IN DEMAND: Stanthorpe Real Estate’s Logan Steele (right) said he can’t keep up with the supply and demand of the region.
IN DEMAND: Stanthorpe Real Estate’s Logan Steele (right) said he can’t keep up with the supply and demand of the region.

Real estate boom from metro buyers

DEMAND for real estate across the Granite Belt is growing, with many agents reporting an increase in the number of inquiries for properties.

The relaxation of coronavirus restrictions and increased interest in the region from tourists has seen genuine buyers inspecting properties in both Stanthorpe and the outer-lying suburbs.

Stanthorpe Real Estate principal agent Logan Steele said many of the interested buyers in the region at the moment were from metropolitan areas.

“We’re starting to get more inquires for people wanting to move to the area from Brisbane and the Gold Coast,” he said.

“Most people, where they can, are just getting on with life.”

Mr Steele said many people were interested in moving to regional towns for a quieter lifestyle after spending months at home during lockdown.
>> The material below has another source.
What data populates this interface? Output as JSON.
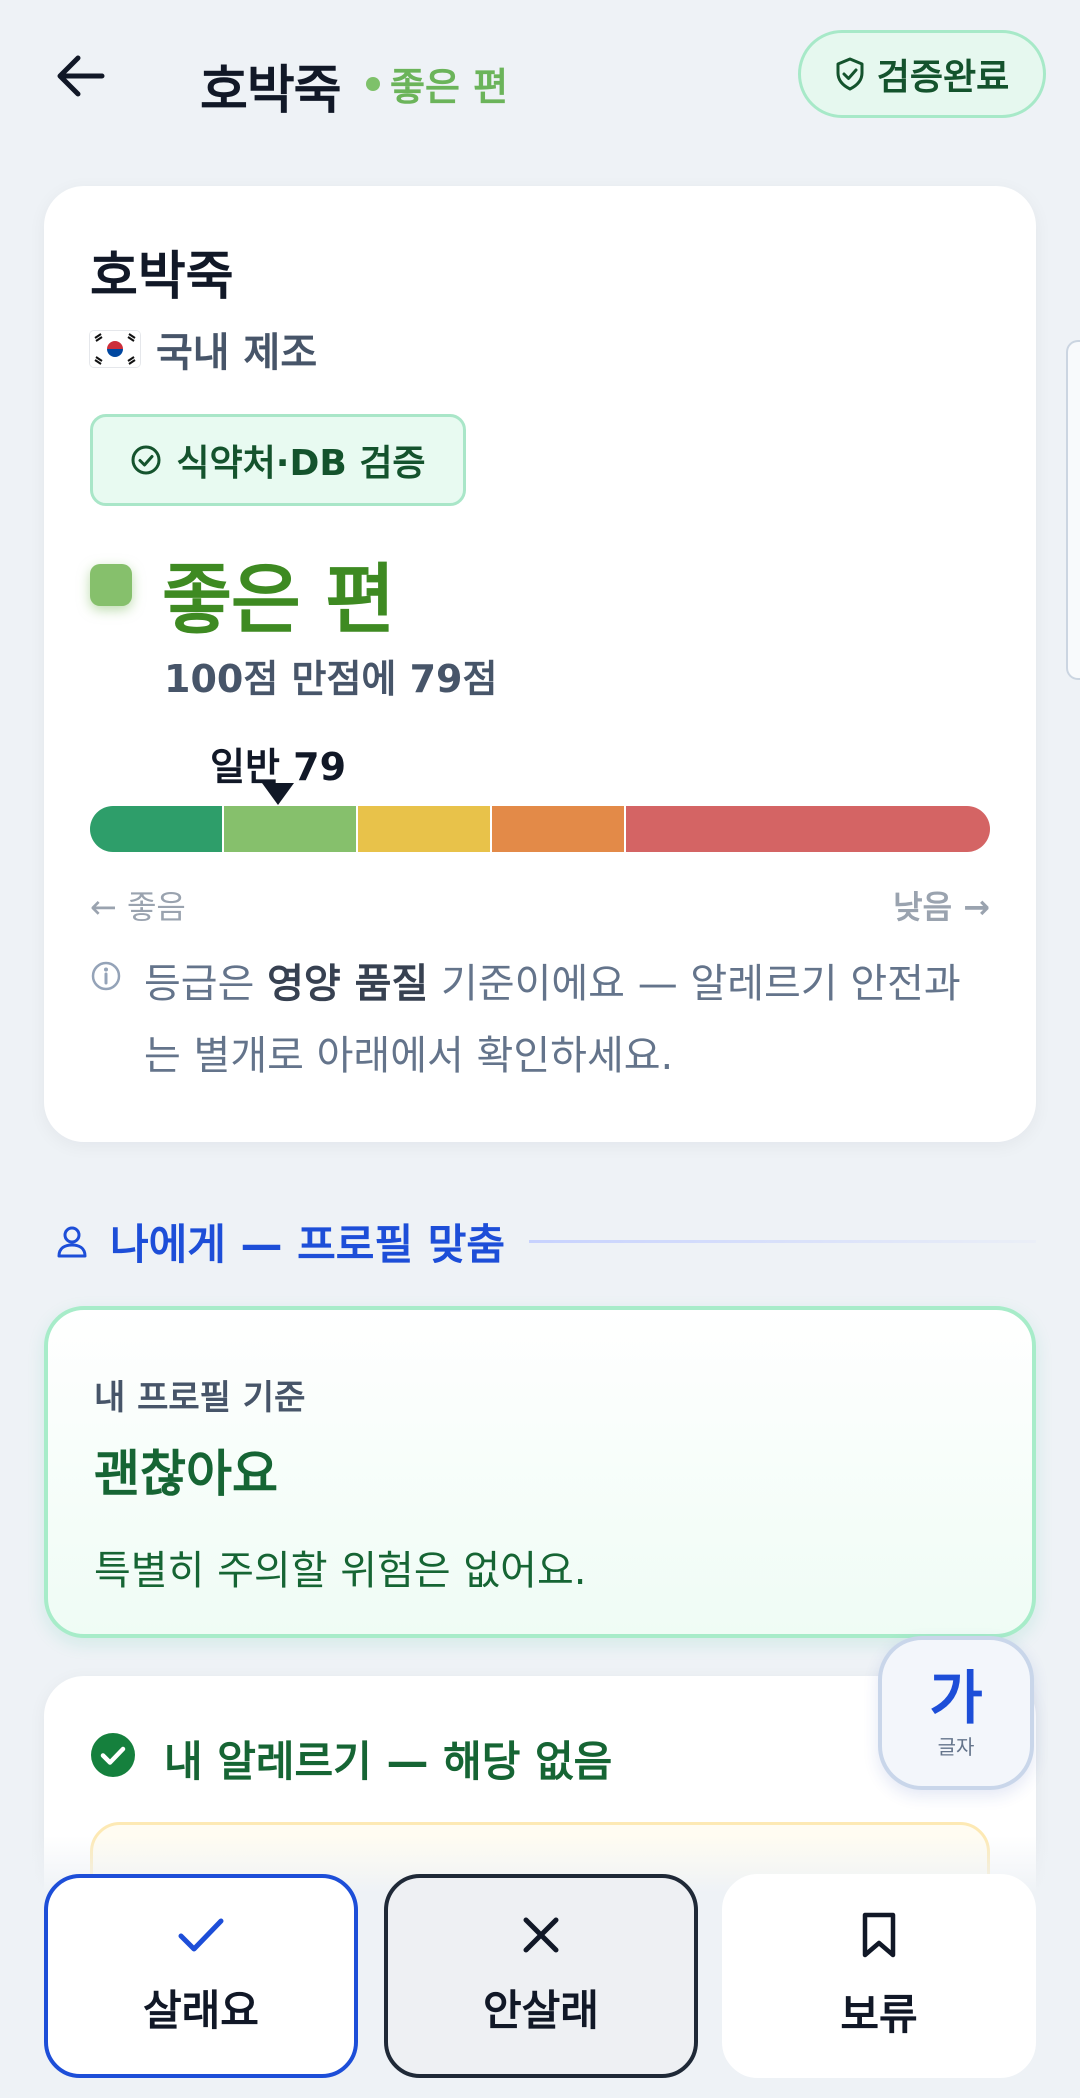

“We’re finding more people are realising they can work from home, there’s a lot more people doing that,” he said.

“So the city will see some of the commercial businesses close as people start to work from home.”
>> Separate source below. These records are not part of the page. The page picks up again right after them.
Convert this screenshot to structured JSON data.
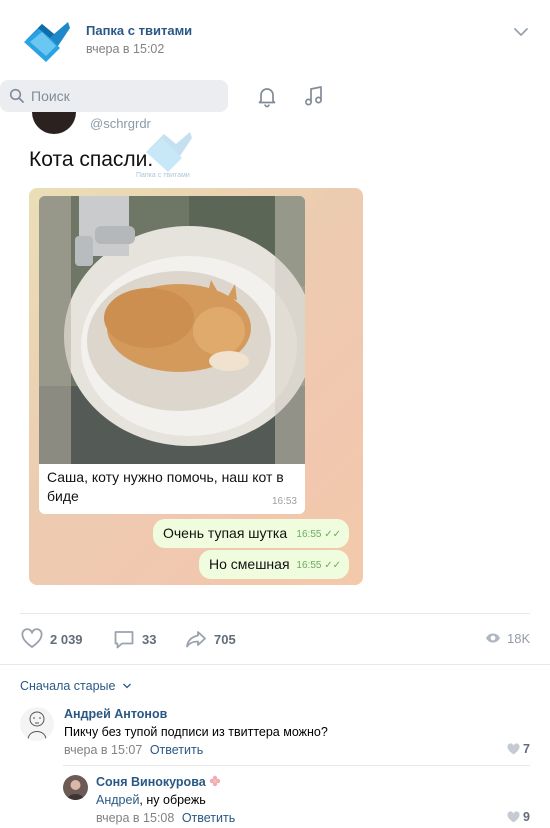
{
  "header": {
    "group_name": "Папка с твитами",
    "post_time": "вчера в 15:02"
  },
  "search": {
    "placeholder": "Поиск"
  },
  "post": {
    "tweet_handle": "@schrgrdr",
    "watermark_text": "Папка с твитами",
    "tweet_text": "Кота спасли.",
    "chat": {
      "incoming_text": "Саша, коту нужно помочь, наш кот в биде",
      "incoming_time": "16:53",
      "outgoing": [
        {
          "text": "Очень тупая шутка",
          "time": "16:55"
        },
        {
          "text": "Но смешная",
          "time": "16:55"
        }
      ]
    }
  },
  "actions": {
    "likes": "2 039",
    "comments": "33",
    "shares": "705",
    "views": "18K"
  },
  "comments_section": {
    "sort_label": "Сначала старые",
    "items": [
      {
        "author": "Андрей Антонов",
        "text": "Пикчу без тупой подписи из твиттера можно?",
        "time": "вчера в 15:07",
        "reply_label": "Ответить",
        "likes": "7"
      },
      {
        "author": "Соня Винокурова",
        "mention": "Андрей",
        "text_rest": ", ну обрежь",
        "time": "вчера в 15:08",
        "reply_label": "Ответить",
        "likes": "9"
      }
    ]
  },
  "colors": {
    "link": "#2a5885",
    "muted": "#828282",
    "action": "#626d7a",
    "search_bg": "#ebedf0",
    "outgoing_bubble": "#effdde"
  },
  "icons": [
    "folder-icon",
    "chevron-down-icon",
    "search-icon",
    "bell-icon",
    "music-icon",
    "heart-icon",
    "comment-icon",
    "share-icon",
    "eye-icon",
    "flower-icon"
  ]
}
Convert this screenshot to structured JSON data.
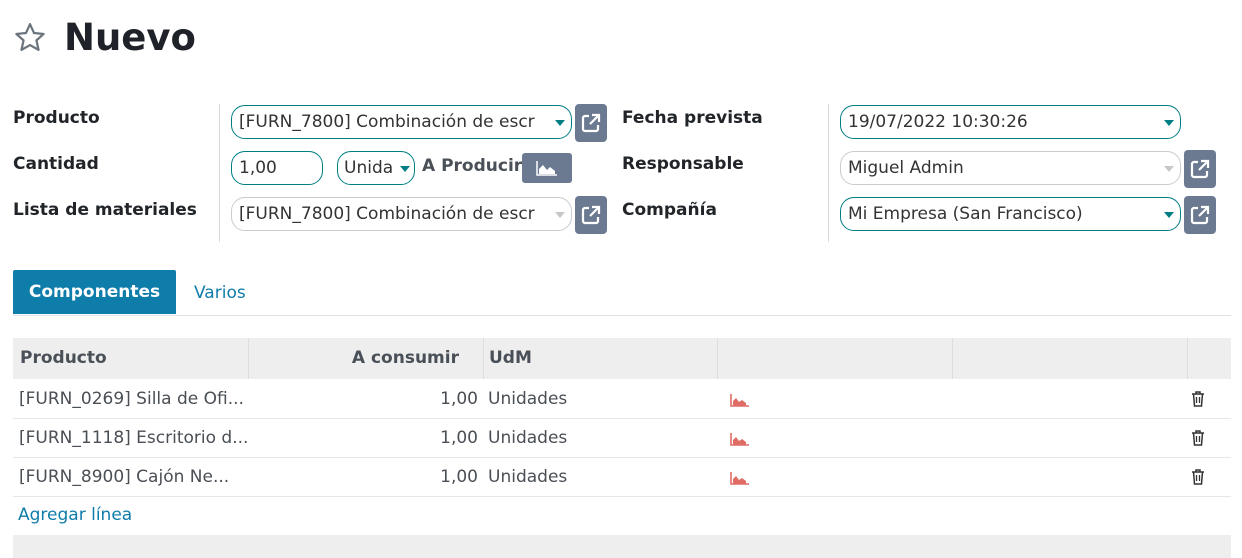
{
  "header": {
    "title": "Nuevo",
    "favorite_icon": "star-outline-icon"
  },
  "form": {
    "left": {
      "product_label": "Producto",
      "product_value": "[FURN_7800] Combinación de escr",
      "quantity_label": "Cantidad",
      "quantity_value": "1,00",
      "uom_value": "Unida",
      "to_produce_label": "A Producir",
      "bom_label": "Lista de materiales",
      "bom_value": "[FURN_7800] Combinación de escr"
    },
    "right": {
      "date_label": "Fecha prevista",
      "date_value": "19/07/2022 10:30:26",
      "responsible_label": "Responsable",
      "responsible_value": "Miguel Admin",
      "company_label": "Compañía",
      "company_value": "Mi Empresa (San Francisco)"
    }
  },
  "tabs": [
    {
      "label": "Componentes",
      "active": true
    },
    {
      "label": "Varios",
      "active": false
    }
  ],
  "table": {
    "columns": [
      "Producto",
      "A consumir",
      "UdM"
    ],
    "rows": [
      {
        "product": "[FURN_0269] Silla de Ofi...",
        "qty": "1,00",
        "uom": "Unidades"
      },
      {
        "product": "[FURN_1118] Escritorio d...",
        "qty": "1,00",
        "uom": "Unidades"
      },
      {
        "product": "[FURN_8900] Cajón Ne...",
        "qty": "1,00",
        "uom": "Unidades"
      }
    ],
    "add_line_label": "Agregar línea"
  },
  "colors": {
    "primary": "#0f7daa",
    "accent_teal": "#017e84",
    "button_grey": "#6c7a91",
    "forecast_red": "#e06c66"
  }
}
The median house price in Stanthorpe currently sits at $340,000 for a four-bedroom property, according to realestate.com.au.

The demand for listings has left many agents scrambling to keep up with eager buyers, according to Mr Steele.

“I’m pretty short of stock but when you put it into price categories, there are properties out there,” he said.

“There’s very few properties that compare with each other and new listings standout well.

“There isn’t as many listings for the inquiries I’m getting, even though I have stock available.”

While the demand for owner-occupied properties is growing, Cold Country Real Estate agent Bruce Green said there were very few rentals around the area.

“I don’t deal with a lot of investment stuff, but the rental side doesn’t seem to be as strong from what I’m seeing,” he said.

“If there was more work in town, the rental side will kick on again.

“That’s the only reason it’s down because we haven’t got that work and the water.”